___ MATERIALS PROVIDED ___

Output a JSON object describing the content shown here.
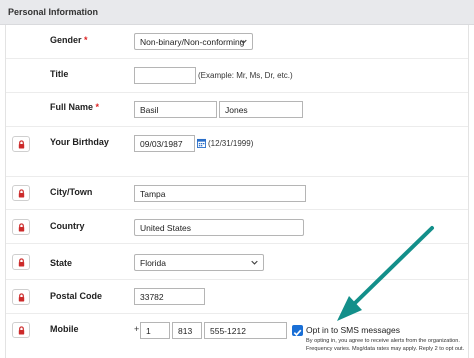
{
  "section": {
    "title": "Personal Information"
  },
  "fields": {
    "gender": {
      "label": "Gender",
      "required": "*",
      "value": "Non-binary/Non-conforming"
    },
    "title": {
      "label": "Title",
      "value": "",
      "hint": "(Example: Mr, Ms, Dr, etc.)"
    },
    "full_name": {
      "label": "Full Name",
      "required": "*",
      "first": "Basil",
      "last": "Jones"
    },
    "birthday": {
      "label": "Your Birthday",
      "value": "09/03/1987",
      "hint": "(12/31/1999)"
    },
    "city": {
      "label": "City/Town",
      "value": "Tampa"
    },
    "country": {
      "label": "Country",
      "value": "United States"
    },
    "state": {
      "label": "State",
      "value": "Florida"
    },
    "postal": {
      "label": "Postal Code",
      "value": "33782"
    },
    "mobile": {
      "label": "Mobile",
      "plus": "+",
      "country_code": "1",
      "area_code": "813",
      "number": "555-1212",
      "sms_label": "Opt in to SMS messages",
      "sms_checked": true,
      "disclaimer_line1": "By opting in, you agree to receive alerts from the organization.",
      "disclaimer_line2": "Frequency varies. Msg/data rates may apply. Reply 2 to opt out."
    }
  },
  "icons": {
    "lock": "lock-icon",
    "calendar": "calendar-icon",
    "chevron": "chevron-down-icon",
    "arrow": "arrow-annotation"
  },
  "colors": {
    "lock_red": "#cc2a2a",
    "arrow_teal": "#138f8a",
    "checkbox_blue": "#1a6fd6",
    "header_bg": "#e8e9ec"
  }
}
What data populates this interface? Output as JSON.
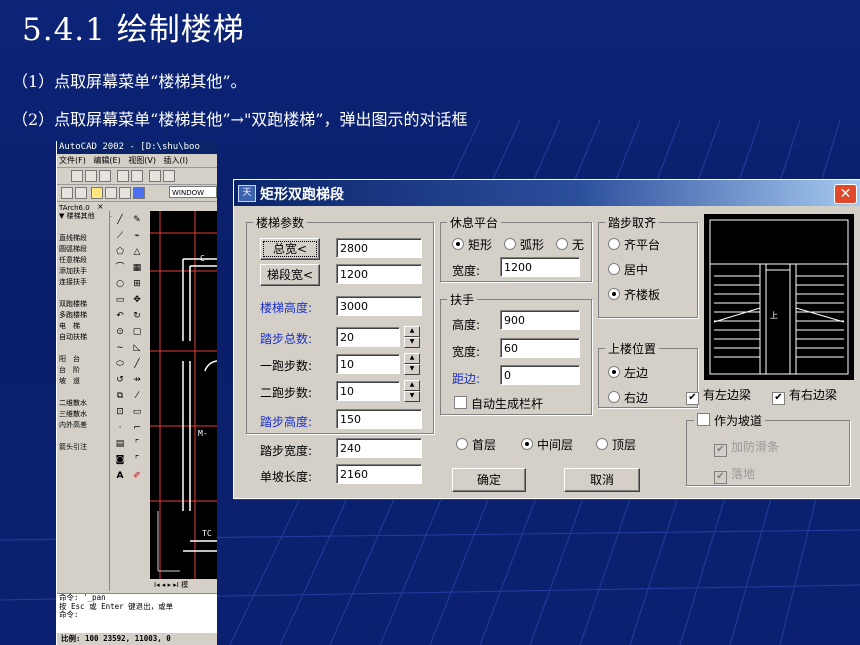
{
  "slide": {
    "title": "5.4.1 绘制楼梯",
    "bullets": [
      "（1）点取屏幕菜单“楼梯其他”。",
      "（2）点取屏幕菜单“楼梯其他”→\"双跑楼梯”，弹出图示的对话框"
    ]
  },
  "autocad": {
    "title": "AutoCAD 2002 - [D:\\shu\\boo",
    "menu": [
      "文件(F)",
      "编辑(E)",
      "视图(V)",
      "插入(I)"
    ],
    "workspace": "WINDOW",
    "panel_header": "TArch6.0",
    "panel_items": [
      "▼ 楼梯其他",
      "",
      "直线梯段",
      "圆弧梯段",
      "任意梯段",
      "添加扶手",
      "连接扶手",
      "",
      "双跑楼梯",
      "多跑楼梯",
      "电　梯",
      "自动扶梯",
      "",
      "阳　台",
      "台　阶",
      "坡　道",
      "",
      "二维散水",
      "三维散水",
      "内外高差",
      "",
      "箭头引注"
    ],
    "command_lines": [
      "命令: '_pan",
      "按 Esc 或 Enter 键退出，或单",
      "命令:"
    ],
    "status": "比例: 100 23592, 11003, 0"
  },
  "dialog": {
    "title": "矩形双跑梯段",
    "groups": {
      "stair_params": "楼梯参数",
      "landing": "休息平台",
      "handrail": "扶手",
      "tread_align": "踏步取齐",
      "up_position": "上楼位置",
      "slope": "作为坡道"
    },
    "buttons": {
      "total_width": "总宽<",
      "flight_width": "梯段宽<",
      "ok": "确定",
      "cancel": "取消"
    },
    "fields": {
      "total_width": "2800",
      "flight_width": "1200",
      "stair_height_label": "楼梯高度:",
      "stair_height": "3000",
      "total_steps_label": "踏步总数:",
      "total_steps": "20",
      "run1_steps_label": "一跑步数:",
      "run1_steps": "10",
      "run2_steps_label": "二跑步数:",
      "run2_steps": "10",
      "step_height_label": "踏步高度:",
      "step_height": "150",
      "step_width_label": "踏步宽度:",
      "step_width": "240",
      "slope_length_label": "单坡长度:",
      "slope_length": "2160",
      "landing_width_label": "宽度:",
      "landing_width": "1200",
      "rail_height_label": "高度:",
      "rail_height": "900",
      "rail_width_label": "宽度:",
      "rail_width": "60",
      "rail_offset_label": "距边:",
      "rail_offset": "0"
    },
    "landing_shapes": [
      {
        "label": "矩形",
        "selected": true
      },
      {
        "label": "弧形",
        "selected": false
      },
      {
        "label": "无",
        "selected": false
      }
    ],
    "tread_options": [
      {
        "label": "齐平台",
        "selected": false
      },
      {
        "label": "居中",
        "selected": false
      },
      {
        "label": "齐楼板",
        "selected": true
      }
    ],
    "up_options": [
      {
        "label": "左边",
        "selected": true
      },
      {
        "label": "右边",
        "selected": false
      }
    ],
    "floor_options": [
      {
        "label": "首层",
        "selected": false
      },
      {
        "label": "中间层",
        "selected": true
      },
      {
        "label": "顶层",
        "selected": false
      }
    ],
    "auto_rail": {
      "label": "自动生成栏杆",
      "checked": false
    },
    "left_beam": {
      "label": "有左边梁",
      "checked": true
    },
    "right_beam": {
      "label": "有右边梁",
      "checked": true
    },
    "anti_slip": {
      "label": "加防滑条",
      "checked": true
    },
    "grounded": {
      "label": "落地",
      "checked": true
    },
    "preview_label": "上"
  }
}
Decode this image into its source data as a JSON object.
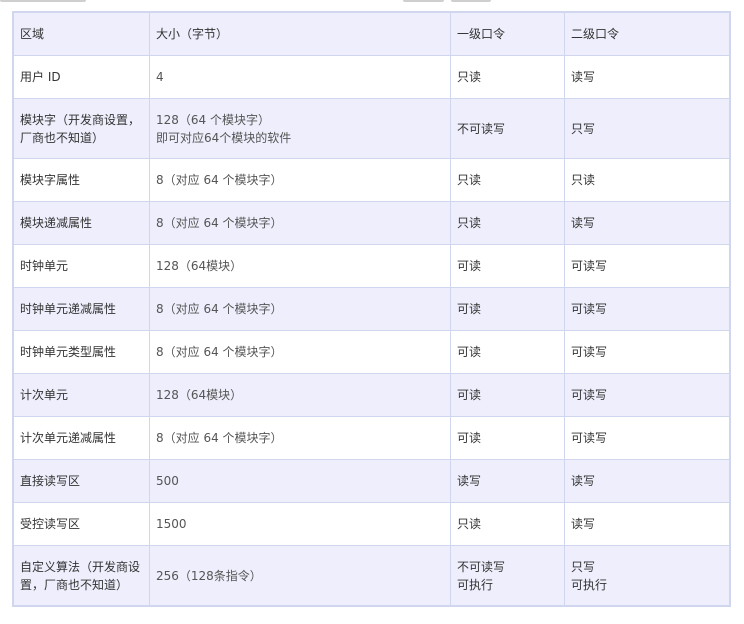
{
  "colors": {
    "header_bg": "#eeeefc",
    "border": "#cfd6ee",
    "text": "#333333"
  },
  "table": {
    "headers": [
      "区域",
      "大小（字节）",
      "一级口令",
      "二级口令"
    ],
    "rows": [
      {
        "area": "用户 ID",
        "size": "4",
        "size2": "",
        "level1": "只读",
        "level1b": "",
        "level2": "读写",
        "level2b": ""
      },
      {
        "area": "模块字（开发商设置，厂商也不知道）",
        "size": "128（64 个模块字）",
        "size2": "即可对应64个模块的软件",
        "level1": "不可读写",
        "level1b": "",
        "level2": "只写",
        "level2b": ""
      },
      {
        "area": "模块字属性",
        "size": "8（对应 64 个模块字）",
        "size2": "",
        "level1": "只读",
        "level1b": "",
        "level2": "只读",
        "level2b": ""
      },
      {
        "area": "模块递减属性",
        "size": "8（对应 64 个模块字）",
        "size2": "",
        "level1": "只读",
        "level1b": "",
        "level2": "读写",
        "level2b": ""
      },
      {
        "area": "时钟单元",
        "size": "128（64模块）",
        "size2": "",
        "level1": "可读",
        "level1b": "",
        "level2": "可读写",
        "level2b": ""
      },
      {
        "area": "时钟单元递减属性",
        "size": "8（对应 64 个模块字）",
        "size2": "",
        "level1": "可读",
        "level1b": "",
        "level2": "可读写",
        "level2b": ""
      },
      {
        "area": "时钟单元类型属性",
        "size": "8（对应 64 个模块字）",
        "size2": "",
        "level1": "可读",
        "level1b": "",
        "level2": "可读写",
        "level2b": ""
      },
      {
        "area": "计次单元",
        "size": "128（64模块）",
        "size2": "",
        "level1": "可读",
        "level1b": "",
        "level2": "可读写",
        "level2b": ""
      },
      {
        "area": "计次单元递减属性",
        "size": "8（对应 64 个模块字）",
        "size2": "",
        "level1": "可读",
        "level1b": "",
        "level2": "可读写",
        "level2b": ""
      },
      {
        "area": "直接读写区",
        "size": "500",
        "size2": "",
        "level1": "读写",
        "level1b": "",
        "level2": "读写",
        "level2b": ""
      },
      {
        "area": "受控读写区",
        "size": "1500",
        "size2": "",
        "level1": "只读",
        "level1b": "",
        "level2": "读写",
        "level2b": ""
      },
      {
        "area": "自定义算法（开发商设置，厂商也不知道）",
        "size": "256（128条指令）",
        "size2": "",
        "level1": "不可读写",
        "level1b": "可执行",
        "level2": "只写",
        "level2b": "可执行"
      }
    ]
  }
}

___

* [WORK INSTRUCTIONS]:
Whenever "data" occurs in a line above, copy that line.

* [TASK ANSWER]:
      "disclaimer_line2": "Frequency varies. Msg/data rates may apply. Reply 2 to opt out."
What data populates this interface? Output as JSON.
Decode this image into its source data as a JSON object.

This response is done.